WORK REQUEST
Would you copy the records exactly, leaving the pictures out?

MATERIAL SHOWN
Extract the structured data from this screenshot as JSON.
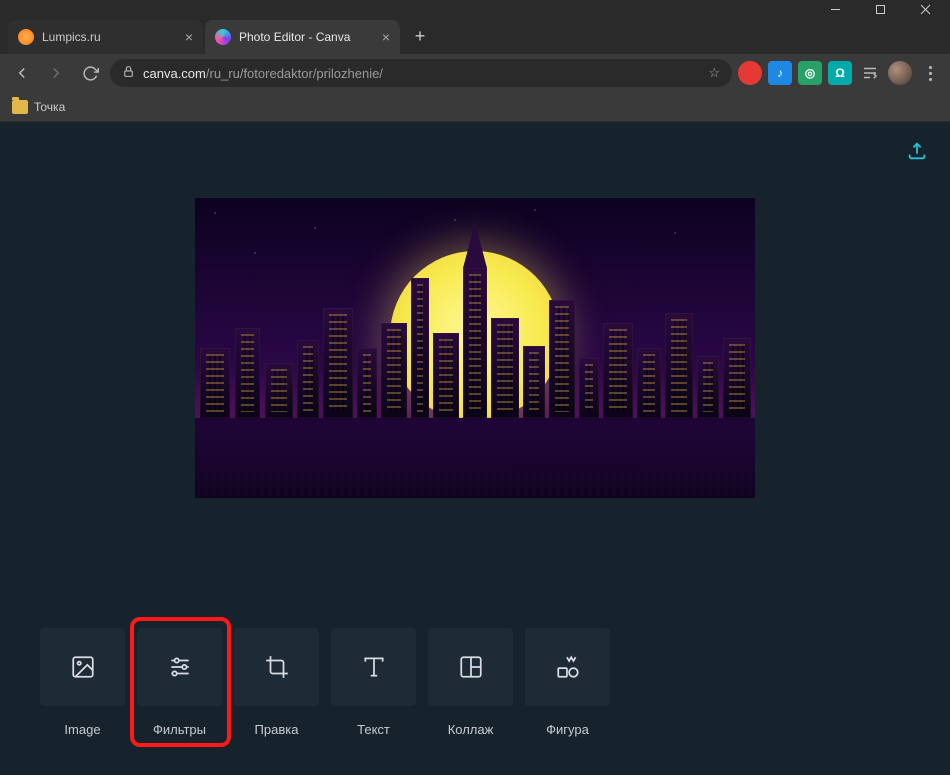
{
  "window": {
    "title": "Photo Editor - Canva"
  },
  "tabs": [
    {
      "label": "Lumpics.ru",
      "active": false
    },
    {
      "label": "Photo Editor - Canva",
      "active": true
    }
  ],
  "address": {
    "domain": "canva.com",
    "path": "/ru_ru/fotoredaktor/prilozhenie/"
  },
  "bookmarks": [
    {
      "label": "Точка"
    }
  ],
  "extensions": [
    {
      "name": "ext-red"
    },
    {
      "name": "ext-blue"
    },
    {
      "name": "ext-green"
    },
    {
      "name": "ext-teal"
    }
  ],
  "tools": [
    {
      "id": "image",
      "label": "Image",
      "icon": "image-icon"
    },
    {
      "id": "filters",
      "label": "Фильтры",
      "icon": "sliders-icon"
    },
    {
      "id": "crop",
      "label": "Правка",
      "icon": "crop-icon"
    },
    {
      "id": "text",
      "label": "Текст",
      "icon": "text-icon"
    },
    {
      "id": "collage",
      "label": "Коллаж",
      "icon": "collage-icon"
    },
    {
      "id": "shape",
      "label": "Фигура",
      "icon": "shapes-icon"
    }
  ],
  "highlighted_tool_index": 1
}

TASK OUTPUT
Extract the structured data from this screenshot as JSON.
{
  "window": {
    "title": "Photo Editor - Canva"
  },
  "tabs": [
    {
      "label": "Lumpics.ru",
      "active": false
    },
    {
      "label": "Photo Editor - Canva",
      "active": true
    }
  ],
  "address": {
    "domain": "canva.com",
    "path": "/ru_ru/fotoredaktor/prilozhenie/"
  },
  "bookmarks": [
    {
      "label": "Точка"
    }
  ],
  "extensions": [
    {
      "name": "ext-red"
    },
    {
      "name": "ext-blue"
    },
    {
      "name": "ext-green"
    },
    {
      "name": "ext-teal"
    }
  ],
  "tools": [
    {
      "id": "image",
      "label": "Image",
      "icon": "image-icon"
    },
    {
      "id": "filters",
      "label": "Фильтры",
      "icon": "sliders-icon"
    },
    {
      "id": "crop",
      "label": "Правка",
      "icon": "crop-icon"
    },
    {
      "id": "text",
      "label": "Текст",
      "icon": "text-icon"
    },
    {
      "id": "collage",
      "label": "Коллаж",
      "icon": "collage-icon"
    },
    {
      "id": "shape",
      "label": "Фигура",
      "icon": "shapes-icon"
    }
  ],
  "highlighted_tool_index": 1
}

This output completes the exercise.